in a recent book that should be on your summer reading list – “Exponential Organisations: Why new organizations are ten times better, faster, and cheap than your (and what to do about it)” (2014, by Salim Ismail, Mike Malone, Juri van Geest). The simple acronym “MTP” stands for “Massively Transformative Purpose” – a term coined by the authors, but a theme that has been echoed in many books of leadership and entrepreneurial authorities (e.g., Jim Collin`s Good to Great and the Hedgehog Concept). In the case of Ismail, it boils down to three main problems that every entrepreneur would have to research and define to become what the authors call “exponential organizations”: Easy, right? The concept of TPM is one where companies move from a material focus to a focus on information. In our industry, a company like AirBnB is a great example of the rhyme and reason behind MTP: this disruptive company doesn`t build hotel rooms, it doesn`t have a tangible brand but offers a conceptual brand that represents an idea and values, it doesn`t create physical infrastructure to get you into your hotel/studio/apartment room, and it does not directly address management issues such as housekeeping. or maintenance. The world is changing so rapidly that businesses need to innovate and refresh to stay relevant. New products and even completely new business models can be introduced into a company. An example of this is Apple, where the company has regularly undergone a radical shift from selling Apple Macs to iPods, iPhones, iPads and providing services. Accor is another example of all-in technology: with the acquisition of mobile developer Wipolo in 2014, Fastbooking.com in 2015 and Onefinestay in 2016, the company has taken bold steps. It looks like the company is in the midst of a digital transformation that is helping to drive direct bookings (capturing more of the business that would otherwise have gone to OTAs) and collect better, more detailed consumption data. In addition, Accor decided last year to open its booking platform to third parties, becoming a technology and distribution provider for independent hotels.

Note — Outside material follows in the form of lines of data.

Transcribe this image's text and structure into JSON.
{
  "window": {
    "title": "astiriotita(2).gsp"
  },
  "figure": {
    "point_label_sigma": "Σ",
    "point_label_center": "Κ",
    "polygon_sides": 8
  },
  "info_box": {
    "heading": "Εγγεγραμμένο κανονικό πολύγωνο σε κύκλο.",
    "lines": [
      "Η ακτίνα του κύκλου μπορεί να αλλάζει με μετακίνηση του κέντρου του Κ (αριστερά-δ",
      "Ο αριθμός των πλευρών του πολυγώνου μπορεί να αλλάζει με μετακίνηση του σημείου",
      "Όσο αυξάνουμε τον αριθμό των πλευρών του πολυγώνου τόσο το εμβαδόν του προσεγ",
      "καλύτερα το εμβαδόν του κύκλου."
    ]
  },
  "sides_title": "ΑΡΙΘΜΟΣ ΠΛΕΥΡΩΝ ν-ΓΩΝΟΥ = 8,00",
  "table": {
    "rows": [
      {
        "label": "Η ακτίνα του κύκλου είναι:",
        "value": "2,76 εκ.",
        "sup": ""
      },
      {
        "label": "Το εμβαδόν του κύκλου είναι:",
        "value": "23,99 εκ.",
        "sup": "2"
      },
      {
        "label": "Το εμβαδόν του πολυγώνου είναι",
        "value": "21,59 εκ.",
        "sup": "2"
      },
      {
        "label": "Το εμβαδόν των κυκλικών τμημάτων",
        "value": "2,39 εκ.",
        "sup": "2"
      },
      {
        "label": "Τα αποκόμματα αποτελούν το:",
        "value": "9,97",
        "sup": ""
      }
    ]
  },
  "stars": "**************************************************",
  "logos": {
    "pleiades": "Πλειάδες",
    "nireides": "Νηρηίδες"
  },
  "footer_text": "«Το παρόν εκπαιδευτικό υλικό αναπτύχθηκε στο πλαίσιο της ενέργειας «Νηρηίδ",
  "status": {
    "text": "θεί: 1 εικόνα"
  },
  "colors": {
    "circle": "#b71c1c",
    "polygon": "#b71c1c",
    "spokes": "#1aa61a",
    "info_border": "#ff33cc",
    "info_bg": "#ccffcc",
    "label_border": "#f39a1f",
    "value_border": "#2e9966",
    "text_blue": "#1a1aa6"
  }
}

This digital transformation, which focuses on improving technology infrastructure and business intelligence, appears to be at the heart of the company`s business strategy and impacts relationships and partnerships with all key stakeholders (consumers, employees and business partners). Other industry players, large and small, have also pursued a technology-driven business strategy: U.S.-based Choice Hotels began investing heavily in its digital transformation, creating a technology subsidiary in 2013 to provide third-party hotels (SkyTouch technology) with hotel and rate management. In 2014, Spanish Room Mate Hotels BeMate.com and opened its platform and distribution system to third-party (apartment) owners. Project planning is results-oriented, reports the Project Management Institute, which means that each phase of the project must have a tangible outcome in mind. A medium-term plan looks at both the past and the future to achieve the desired outcome: a company needs to see where it has been so it can plan where it is going. The UNITE cultural layer model summarises all levels of your business, from goal to end results to business results. Each level builds on the previous one, and in the end, all are goal-oriented. In this way, we can connect the deeper purpose and other less tangible aspects of culture with the more direct and measurable business outcomes. Interestingly, AirBnB`s “exponential organizational” thinking was confirmed at this year`s Boutique Lifestyle and Lodging Association (BLLA) Hotel Investment Conference in New York City, where Ian Schrager (co-founder of Morgans Hotel Group) said, “Airbnb is a big, big threat, and I can`t believe how many in the hospitality industry deny it. […] A bigger threat than OTAs [online travel agencies] to the hospitality industry. So, in the past, if entire economies had to move from an export-oriented economy to a consumer-oriented economy – and we now live in a world where people pay with Bitcoin or Apple Pay and have the option to use a 3D printer to make hardware or equipment – it seems the time has come to become more creative in processing technology and integrating it into our business strategies. It`s time to reassess the value of your business.